At 3.15 am I wake up to an alarm that makes the friend lying beside me grumble. For suhoor today, I eat a protein bar that tastes like cardboard, a glass of milk, a slice of peach pie, courtesy of one of my housemates for the summer, and three glasses of water.
I go to bed unable to sleep, belly swelled up to the max, lucidly dreaming about suhoor back home.
Papa calls it “daaku” which, according to him, is the gujurati word for thieves. Legend has it that waking up to eat at 4 in the morning was called so because it’s the time of night thieves roam around looking for something to steal. I’m not sure I was ever comfortable with that name, so when I first heard suhoor, I picked it up immediately.
Eating alone at 3.15 am is a ridiculously lonely act, especially for something that is so communally celebrated. Fasting during Ramadhan is the one practice every Muslim I know wholeheartedly commits to, even if they won’t pray, or they drink, or smoke during their fasts. I remember my best friend driving around smoking a cigarette outside her car window, complaining about how hungry she was. Even so, there’s an odd humility in detaching yourself from (some of) your desires and to share that humility with so many others. This entire month is cathartic, even the deathlike trance two hours before iftar, and the way mama finds dates with secret almonds in them because she knows I like surprises.
This is the month where the masjid lights up on Laylatul Qadr, blinking green fairy lights strewn recklessly on the walls, and where I’ll finally blow the dust off the cover of my Qur’an after a year of neglect (don’t tell my mother). I’ll complain about the fatigue so my non-Muslim friends don’t make me do things I don’t want to, because, in Ramadhan, even sleeping is an act of worship. I love every part of this month, except the smell of my own breath halfway through the hot day, the stale rooftop taste like waking up in the desert. I still carry a toothbrush in my backpack.
And, although Ramadhan is supposed to be a time of detachment from worldly desires, it ends up, in an odd way, reinforcing those. Food is so extravagant during the month that Eid pales in comparison. At 3.15 am I think about my mother’s pakodas, her kalimati dipped in sugary syrup, even how milk tastes differently back home. More straight-from-the-cow. Beyond that, it’s a month of noticing. Like how, at 3.15 am back home, my father teases my brother’s tired eyes, and my grandmother stubbornly insists that she’s not too old to fast. I think of all my cousins that fly home for the shorter days and how they make her feel. I think of how she looks at them contentedly from a chair too big for her in the corner of the room, while they sprawl across her massive bed, and how they have always looked at her in awe. I have been away from home for so long that I have forgotten where the lines on her face live.
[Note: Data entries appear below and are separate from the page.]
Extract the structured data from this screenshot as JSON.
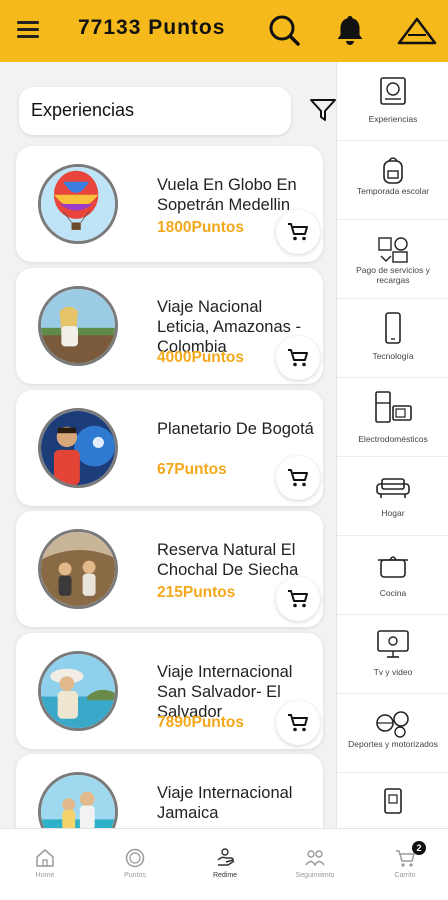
{
  "header": {
    "points_title": "77133 Puntos",
    "icons": [
      "menu-icon",
      "search-icon",
      "bell-icon",
      "triangle-warning-icon"
    ],
    "bg_color": "#f6b91b"
  },
  "category_select": {
    "value": "Experiencias"
  },
  "accent_color": "#f4a81c",
  "products": [
    {
      "title": "Vuela En Globo En Sopetrán Medellin",
      "price": "1800Puntos",
      "image": "hot-air-balloon"
    },
    {
      "title": "Viaje Nacional Leticia, Amazonas - Colombia",
      "price": "4000Puntos",
      "image": "woman-on-dock"
    },
    {
      "title": "Planetario De Bogotá",
      "price": "67Puntos",
      "image": "man-with-planet-dome"
    },
    {
      "title": "Reserva Natural El Chochal De Siecha",
      "price": "215Puntos",
      "image": "hikers-on-hill"
    },
    {
      "title": "Viaje Internacional San Salvador- El Salvador",
      "price": "7890Puntos",
      "image": "woman-on-beach"
    },
    {
      "title": "Viaje Internacional Jamaica",
      "price": "",
      "image": "couple-on-beach"
    }
  ],
  "sidebar": {
    "items": [
      {
        "label": "Experiencias",
        "icon": "passport-icon"
      },
      {
        "label": "Temporada escolar",
        "icon": "backpack-icon"
      },
      {
        "label": "Pago de servicios y recargas",
        "icon": "services-payment-icon"
      },
      {
        "label": "Tecnología",
        "icon": "phone-icon"
      },
      {
        "label": "Electrodomésticos",
        "icon": "fridge-microwave-icon"
      },
      {
        "label": "Hogar",
        "icon": "sofa-icon"
      },
      {
        "label": "Cocina",
        "icon": "pot-icon"
      },
      {
        "label": "Tv y video",
        "icon": "tv-icon"
      },
      {
        "label": "Deportes y motorizados",
        "icon": "sports-balls-icon"
      },
      {
        "label": "",
        "icon": "gift-card-icon"
      }
    ]
  },
  "bottom_nav": {
    "items": [
      {
        "label": "Home",
        "icon": "home-icon",
        "active": false
      },
      {
        "label": "Puntos",
        "icon": "points-coin-icon",
        "active": false
      },
      {
        "label": "Redime",
        "icon": "redeem-hand-icon",
        "active": true
      },
      {
        "label": "Seguimiento",
        "icon": "tracking-people-icon",
        "active": false
      },
      {
        "label": "Carrito",
        "icon": "cart-icon",
        "active": false
      }
    ],
    "cart_badge": "2"
  }
}
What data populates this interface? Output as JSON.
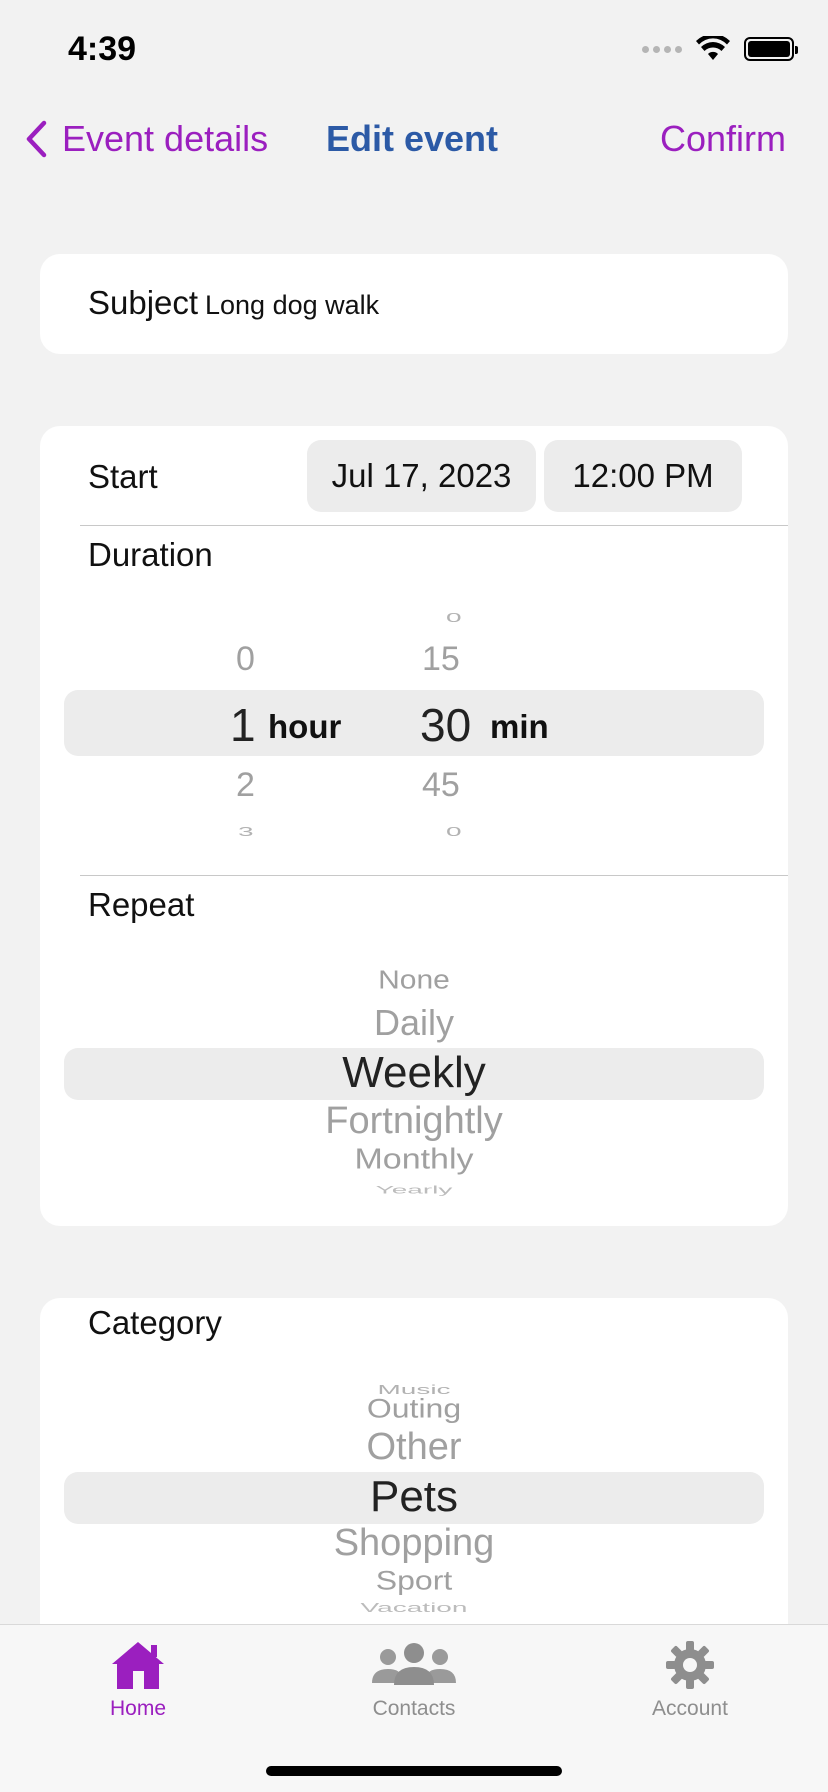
{
  "status_bar": {
    "time": "4:39"
  },
  "nav": {
    "back_label": "Event details",
    "title": "Edit event",
    "confirm_label": "Confirm"
  },
  "subject": {
    "label": "Subject",
    "value": "Long dog walk"
  },
  "start": {
    "label": "Start",
    "date": "Jul 17, 2023",
    "time": "12:00 PM"
  },
  "duration": {
    "label": "Duration",
    "hours": [
      "0",
      "1",
      "2",
      "3"
    ],
    "selected_hour": "1",
    "hour_unit": "hour",
    "minutes": [
      "0",
      "15",
      "30",
      "45",
      "0"
    ],
    "selected_minute": "30",
    "minute_unit": "min"
  },
  "repeat": {
    "label": "Repeat",
    "options": [
      "None",
      "Daily",
      "Weekly",
      "Fortnightly",
      "Monthly",
      "Yearly"
    ],
    "selected": "Weekly"
  },
  "category": {
    "label": "Category",
    "options": [
      "Music",
      "Outing",
      "Other",
      "Pets",
      "Shopping",
      "Sport",
      "Vacation"
    ],
    "selected": "Pets"
  },
  "tabs": [
    {
      "label": "Home",
      "icon": "house-icon",
      "active": true
    },
    {
      "label": "Contacts",
      "icon": "people-icon",
      "active": false
    },
    {
      "label": "Account",
      "icon": "gear-icon",
      "active": false
    }
  ],
  "colors": {
    "accent": "#9b1fbf",
    "title": "#2c5aa6",
    "inactive": "#8e8e8e"
  }
}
I wonder if my mother has new ones, and who’ll first see them.
At 3.15 am, my first suhoor alone in a house full of sleeping people. I remember that although my family can go a year without noticing one another like that, this month, everyday at 3.15 am, they will finally eat together.